- [Task requirements]:
Pull every line containing "литературы" from the listing below.
....
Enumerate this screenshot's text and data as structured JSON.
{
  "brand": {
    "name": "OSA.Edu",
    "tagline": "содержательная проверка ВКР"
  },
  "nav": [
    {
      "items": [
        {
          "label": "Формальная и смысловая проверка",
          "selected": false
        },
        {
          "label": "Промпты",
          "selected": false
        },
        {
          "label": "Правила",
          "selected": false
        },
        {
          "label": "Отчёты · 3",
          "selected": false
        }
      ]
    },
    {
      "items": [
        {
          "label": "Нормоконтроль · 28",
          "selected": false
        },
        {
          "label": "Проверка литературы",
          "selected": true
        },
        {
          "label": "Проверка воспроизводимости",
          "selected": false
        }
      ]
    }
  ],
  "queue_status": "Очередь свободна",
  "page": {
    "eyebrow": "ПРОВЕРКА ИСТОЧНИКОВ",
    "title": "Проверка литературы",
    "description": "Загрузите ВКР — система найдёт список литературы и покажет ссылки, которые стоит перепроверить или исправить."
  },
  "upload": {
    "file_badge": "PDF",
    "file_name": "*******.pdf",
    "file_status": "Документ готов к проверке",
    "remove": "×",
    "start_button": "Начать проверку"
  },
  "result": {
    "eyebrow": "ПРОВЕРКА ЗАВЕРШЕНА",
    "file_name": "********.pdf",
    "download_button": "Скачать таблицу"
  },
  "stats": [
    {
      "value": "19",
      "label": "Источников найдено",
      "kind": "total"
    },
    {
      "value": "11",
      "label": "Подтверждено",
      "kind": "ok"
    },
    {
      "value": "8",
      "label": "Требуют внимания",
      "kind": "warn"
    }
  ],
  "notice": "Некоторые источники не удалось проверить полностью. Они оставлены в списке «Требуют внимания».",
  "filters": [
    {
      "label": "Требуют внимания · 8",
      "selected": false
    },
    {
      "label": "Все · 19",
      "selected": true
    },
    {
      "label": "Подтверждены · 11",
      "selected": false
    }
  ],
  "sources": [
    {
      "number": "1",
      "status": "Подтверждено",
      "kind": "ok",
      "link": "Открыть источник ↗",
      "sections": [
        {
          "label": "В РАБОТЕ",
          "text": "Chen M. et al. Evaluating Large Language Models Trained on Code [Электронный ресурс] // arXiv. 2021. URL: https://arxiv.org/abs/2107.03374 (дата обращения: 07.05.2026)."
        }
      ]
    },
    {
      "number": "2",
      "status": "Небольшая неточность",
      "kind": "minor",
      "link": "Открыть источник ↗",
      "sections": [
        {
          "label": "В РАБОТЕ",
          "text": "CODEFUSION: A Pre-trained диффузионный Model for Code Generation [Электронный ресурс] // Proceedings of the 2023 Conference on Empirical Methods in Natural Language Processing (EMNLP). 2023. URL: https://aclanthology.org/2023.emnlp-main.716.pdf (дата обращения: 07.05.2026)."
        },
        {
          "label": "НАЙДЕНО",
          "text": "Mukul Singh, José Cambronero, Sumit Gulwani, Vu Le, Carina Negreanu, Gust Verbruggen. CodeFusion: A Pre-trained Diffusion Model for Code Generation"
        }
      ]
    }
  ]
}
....
- [Completed exercise]:
          "label": "Проверка литературы",
    "title": "Проверка литературы",
    "description": "Загрузите ВКР — система найдёт список литературы и покажет ссылки, которые стоит перепроверить или исправить."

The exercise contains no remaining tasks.